The stage effects and crystal-clear sounds was at times breathtaking. During "Effigy," from 2009's Noble Beast, orange lighting resembled flames. "Lazy Projector" yielded blueish icicles, meant to symbolize the fractured relationship recounted in the tune.
There were a few, not many, instances when Bird took a break to address the audience. Unfortunately the people who responded to him blurted out inane nonsense that made me sink in my chair. The same cringing feeling happened at the Daily Show's first taping in Tampa during the RNC, also at Ferguson Hall, when a middle-aged hippie gyrated in the aisle a couple of rows in front of us, making Jon Stewart noticeably uncomfortable.
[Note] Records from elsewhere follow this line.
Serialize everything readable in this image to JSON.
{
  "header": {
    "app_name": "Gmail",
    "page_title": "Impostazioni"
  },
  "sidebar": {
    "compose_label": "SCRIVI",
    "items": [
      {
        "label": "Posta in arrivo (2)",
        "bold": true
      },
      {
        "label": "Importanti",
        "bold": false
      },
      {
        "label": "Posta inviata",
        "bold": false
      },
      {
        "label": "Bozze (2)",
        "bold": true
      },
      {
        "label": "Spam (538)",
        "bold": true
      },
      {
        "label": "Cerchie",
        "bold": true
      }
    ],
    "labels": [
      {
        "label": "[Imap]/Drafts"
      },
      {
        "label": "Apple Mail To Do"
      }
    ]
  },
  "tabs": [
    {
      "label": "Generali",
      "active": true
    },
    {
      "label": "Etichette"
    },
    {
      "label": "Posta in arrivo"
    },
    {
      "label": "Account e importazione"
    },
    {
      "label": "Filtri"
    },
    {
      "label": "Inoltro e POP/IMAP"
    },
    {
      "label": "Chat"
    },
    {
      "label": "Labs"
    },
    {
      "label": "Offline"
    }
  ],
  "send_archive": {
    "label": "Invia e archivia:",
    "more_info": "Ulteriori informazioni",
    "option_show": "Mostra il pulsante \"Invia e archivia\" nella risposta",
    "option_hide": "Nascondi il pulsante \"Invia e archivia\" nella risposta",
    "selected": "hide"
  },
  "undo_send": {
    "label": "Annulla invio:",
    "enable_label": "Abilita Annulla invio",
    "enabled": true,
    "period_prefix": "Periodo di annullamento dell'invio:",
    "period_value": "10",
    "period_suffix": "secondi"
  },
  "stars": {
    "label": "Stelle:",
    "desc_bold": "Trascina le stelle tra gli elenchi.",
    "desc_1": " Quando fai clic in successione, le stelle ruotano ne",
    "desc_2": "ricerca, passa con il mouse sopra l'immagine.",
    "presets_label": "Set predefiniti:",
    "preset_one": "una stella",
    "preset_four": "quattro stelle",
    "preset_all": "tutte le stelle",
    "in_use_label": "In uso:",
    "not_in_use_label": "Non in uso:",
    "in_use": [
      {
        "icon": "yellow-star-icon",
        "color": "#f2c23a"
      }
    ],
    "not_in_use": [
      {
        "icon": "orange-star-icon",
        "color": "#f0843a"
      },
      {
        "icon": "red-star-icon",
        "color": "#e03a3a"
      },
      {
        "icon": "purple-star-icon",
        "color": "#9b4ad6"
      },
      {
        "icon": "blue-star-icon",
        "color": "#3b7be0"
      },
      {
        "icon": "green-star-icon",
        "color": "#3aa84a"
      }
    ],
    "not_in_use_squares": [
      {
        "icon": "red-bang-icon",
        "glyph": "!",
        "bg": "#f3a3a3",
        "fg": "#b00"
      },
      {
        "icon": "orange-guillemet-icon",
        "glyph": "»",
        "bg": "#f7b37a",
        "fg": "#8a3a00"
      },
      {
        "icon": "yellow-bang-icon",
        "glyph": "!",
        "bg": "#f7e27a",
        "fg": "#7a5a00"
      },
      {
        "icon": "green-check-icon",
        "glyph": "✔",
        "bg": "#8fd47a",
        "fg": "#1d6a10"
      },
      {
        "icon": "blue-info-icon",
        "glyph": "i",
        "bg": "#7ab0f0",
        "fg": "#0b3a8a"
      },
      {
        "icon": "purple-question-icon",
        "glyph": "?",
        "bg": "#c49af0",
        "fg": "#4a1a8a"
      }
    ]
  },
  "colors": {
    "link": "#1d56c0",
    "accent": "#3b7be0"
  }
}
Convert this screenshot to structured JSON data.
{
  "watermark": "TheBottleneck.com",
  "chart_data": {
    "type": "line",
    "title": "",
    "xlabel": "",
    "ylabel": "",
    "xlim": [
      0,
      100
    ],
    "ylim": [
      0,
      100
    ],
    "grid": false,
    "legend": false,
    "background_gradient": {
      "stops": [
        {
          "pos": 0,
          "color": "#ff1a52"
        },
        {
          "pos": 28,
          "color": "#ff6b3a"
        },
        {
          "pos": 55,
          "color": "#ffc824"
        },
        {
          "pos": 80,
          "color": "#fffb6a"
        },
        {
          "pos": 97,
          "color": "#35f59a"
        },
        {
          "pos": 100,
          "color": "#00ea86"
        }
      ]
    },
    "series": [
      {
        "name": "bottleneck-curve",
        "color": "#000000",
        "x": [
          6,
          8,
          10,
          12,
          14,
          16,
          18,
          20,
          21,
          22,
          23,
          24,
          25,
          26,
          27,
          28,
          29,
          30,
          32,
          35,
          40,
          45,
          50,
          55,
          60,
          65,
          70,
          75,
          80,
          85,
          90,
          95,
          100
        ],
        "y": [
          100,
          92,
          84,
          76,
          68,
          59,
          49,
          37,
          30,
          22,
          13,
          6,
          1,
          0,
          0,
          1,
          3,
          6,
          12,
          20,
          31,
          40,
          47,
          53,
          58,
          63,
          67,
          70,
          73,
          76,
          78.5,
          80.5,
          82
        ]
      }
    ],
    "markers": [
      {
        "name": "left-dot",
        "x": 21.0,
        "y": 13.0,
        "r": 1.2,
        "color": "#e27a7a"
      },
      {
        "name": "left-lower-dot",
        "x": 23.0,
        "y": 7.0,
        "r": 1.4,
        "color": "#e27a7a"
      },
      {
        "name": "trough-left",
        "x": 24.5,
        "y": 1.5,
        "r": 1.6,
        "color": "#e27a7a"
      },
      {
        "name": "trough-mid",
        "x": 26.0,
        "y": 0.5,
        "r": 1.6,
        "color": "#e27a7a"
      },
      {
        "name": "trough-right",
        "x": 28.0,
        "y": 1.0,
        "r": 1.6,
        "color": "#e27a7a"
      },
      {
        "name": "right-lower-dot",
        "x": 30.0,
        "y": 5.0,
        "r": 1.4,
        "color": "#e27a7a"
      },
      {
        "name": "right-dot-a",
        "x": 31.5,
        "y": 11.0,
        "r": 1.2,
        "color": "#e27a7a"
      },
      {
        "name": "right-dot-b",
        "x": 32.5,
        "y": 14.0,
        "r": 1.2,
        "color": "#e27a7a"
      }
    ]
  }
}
Tunes from Bird's newest record, Break It Yourself, dominated the setlist, and there were some from the forthcoming acoustic companion release Hands of Glory (out Oct. 30). He also included some favorites from his earlier years. Especially entertaining was "Nervous Tic Motion of the Head to the Left" from 2005's The Mysterious Production of Eggs . Excellent covers of tunes by Handsome Family and Townes Van Zandt got enthusiastic applause.
All around, it was as close to a pitch-perfect show as you can get without going to an orchestra concert, the exquisite acoustics in Ferguson Hall making me yearn for more rock and pop-oriented concerts in the comfortably midsize space. (Attendance was 805.)
Opener Here We Go Magic, on the Secretly Canadian label, played tunes from their new CD A Different Ship with a dual-drummer attack. They seem unassuming, like just another one of those nouveau psychedelic acts at first, but the young, meditative band insinuates with whisper-y harmonies and hypnotic repetitions. Their show livened up at the end with 2010 hit "Collector" (off Pigeons) blending seamlessly into "How Do I Know" from the new record. Guitarist Jeremy Ylvisaker from Andrew Bird's band played on the doubled-up finale.
I was fortunate to see Bonnie Raitt. Her stage presence was heart warming and her…
loved it! Well worth the $$.
Coastline was also held in West Palm Beach, on the following day (Sun., Nov. 10).